63 NC counties and 1 VA county are under alert, including Wake, Cumberland, Durham, Johnston, and Orange counties. Details
Published: 2010-05-14 12:59:00
Updated: 2010-05-14 13:45:20
Posted May 14, 2010
By Casey Letkewicz
Casey Letkewicz is a doctoral student in meteorology at NC State University in Raleigh. She is one of a half-dozen students and faculty from NC State participating in VORTEX2, a research project designed to learn more about how and why tornadoes form.
Despite an outbreak of tornadic storms on Monday, the atmosphere has continued to deal VORTEX2 a favorable hand by giving us multiple operations days in a row. Storms were firing today as well, but the set-up was not as good for supercells, so the armada decided to have a little bit of down time before the next round of active days. I should note that this is in stark contrast to last year, where at one point we were chasing almost anything that produced thunder! At any rate, I’m thankful to have a few hours to myself to rest and catch up on everything.
After a late night on Monday, the VORTEX2 armada woke up on Tuesday and headed toward western Oklahoma. The drive was humbling, as the scars from the previous day’s storms were fresh along the highway just east of Oklahoma City. Twisted limbs and demolished structures reminded us all of the great need to better understand this destructive phenomena. With renewed perspective, we traveled onward to our next destination.
The set-up for storms was quite good on Tuesday, but was conditional on their formation. As a result, the armada spent several hours waiting around for initiation. The NC State team launched several weather balloons to track the evolution of the environment and to see if conditions improved. Eventually a few storms began to fire, though they often teased us and dissipated despite the odds being in favor of their maintenance. Finally near sunset, a long-lived storm formed that was suitable for VORTEX2′s interests. Unfortunately, since it was almost dark, the visibility wasn’t very good and I only managed to snap one good shot of the storm. Despite the less than favorable viewing conditions, the armada still managed to collect some very useful data on the storm, which also reportedly produced a brief funnel cloud.
On Wednesday, storm formation was expected in the eastern panhandle of Texas/western Oklahoma, but there was some worry that there would not be a discrete isolated cell that the armada could target. Patience was the name of the game, and our waiting eventually paid off, as the isolated storm which became our target turned out to be the best deployment yet for VORTEX2 this year! All of the teams were in the right place at the right time and fulfilling their missions to a T.
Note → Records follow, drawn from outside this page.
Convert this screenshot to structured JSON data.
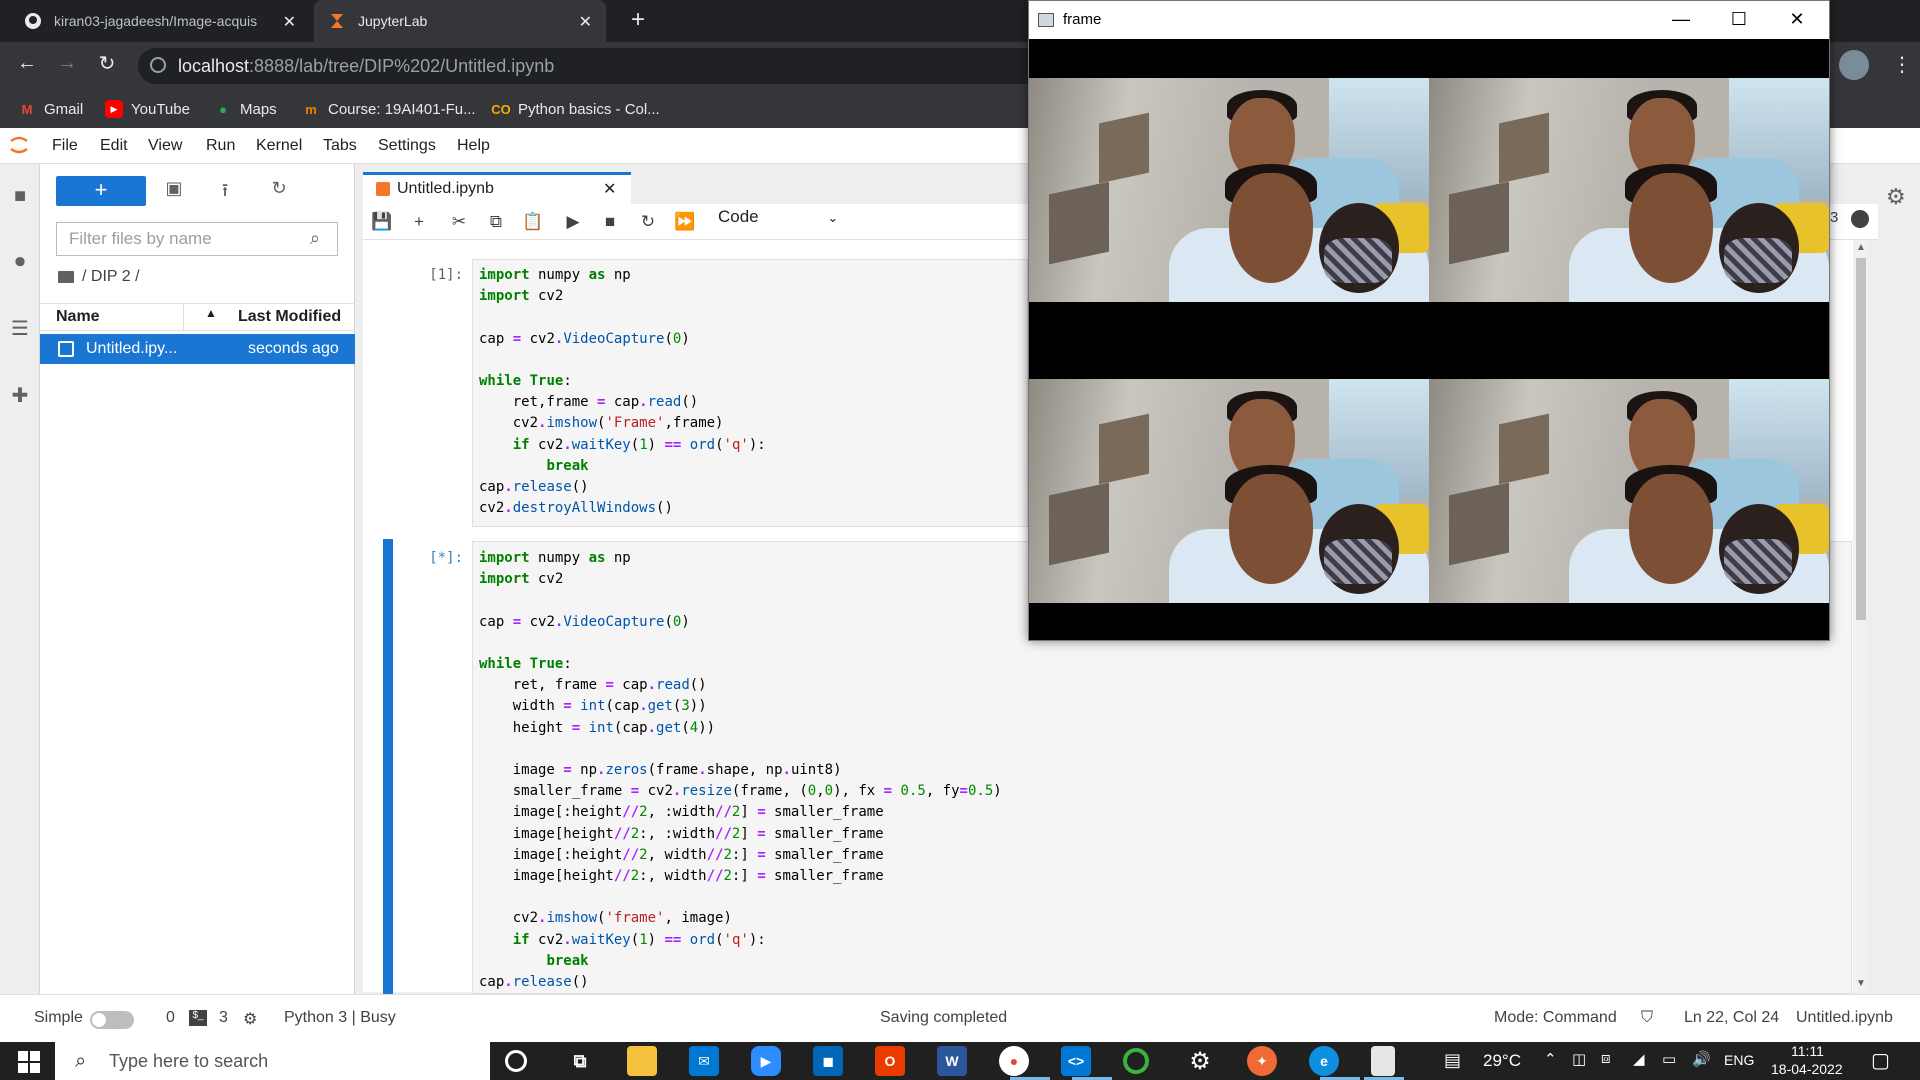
{
  "browser": {
    "tabs": [
      {
        "title": "kiran03-jagadeesh/Image-acquis",
        "icon": "github-icon"
      },
      {
        "title": "JupyterLab",
        "icon": "jupyter-icon"
      }
    ],
    "url_host": "localhost",
    "url_path": ":8888/lab/tree/DIP%202/Untitled.ipynb",
    "bookmarks": [
      {
        "label": "Gmail",
        "icon": "gmail-icon",
        "color": "#ea4335"
      },
      {
        "label": "YouTube",
        "icon": "youtube-icon",
        "color": "#ff0000"
      },
      {
        "label": "Maps",
        "icon": "maps-icon",
        "color": "#34a853"
      },
      {
        "label": "Course: 19AI401-Fu...",
        "icon": "course-icon",
        "color": "#f57c00"
      },
      {
        "label": "Python basics - Col...",
        "icon": "colab-icon",
        "color": "#f9ab00"
      }
    ]
  },
  "jupyter": {
    "menu": [
      "File",
      "Edit",
      "View",
      "Run",
      "Kernel",
      "Tabs",
      "Settings",
      "Help"
    ],
    "filter_placeholder": "Filter files by name",
    "breadcrumb": "/ DIP 2 /",
    "columns": {
      "name": "Name",
      "modified": "Last Modified"
    },
    "file": {
      "name": "Untitled.ipy...",
      "modified": "seconds ago"
    },
    "notebook_tab": "Untitled.ipynb",
    "cell_type": "Code",
    "cell1_prompt": "[1]:",
    "cell2_prompt": "[*]:",
    "kernel_count_fragment": "3"
  },
  "status": {
    "mode_label": "Simple",
    "terminals": "0",
    "kernels": "3",
    "kernel": "Python 3 | Busy",
    "message": "Saving completed",
    "mode": "Mode: Command",
    "cursor": "Ln 22, Col 24",
    "file": "Untitled.ipynb"
  },
  "opencv_window": {
    "title": "frame"
  },
  "taskbar": {
    "search_placeholder": "Type here to search",
    "temperature": "29°C",
    "language": "ENG",
    "time": "11:11",
    "date": "18-04-2022"
  }
}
This deployment was also more fun for me, since my mission placed me a bit closer to the action, making it much more exciting :). However, it was also a bit more stressful because there were times I knew I needed to launch a balloon ASAP and get the heck out of there before the hail core engulfed me or I was struck by lightning. The stress was magnified when locals spotted us and started asking questions, further delaying a launch or departure. This happened when we were sitting in a hotel parking lot in Clinton, OK. We were in the middle of launch preparations when this guy walked up and started asking us questions and was telling us how much he loved storms. We managed to press upon him relatively quickly our need to get our launch done and leave (I could see the hail core quickly approaching!), which turned out to be a good decision because a tornado came through that town just a short while later! There was no way we could have seen it (too much rain and too late at night), but the armada collected a really great dataset on this storm. I’m looking forward to more successful deployments like this in the coming days!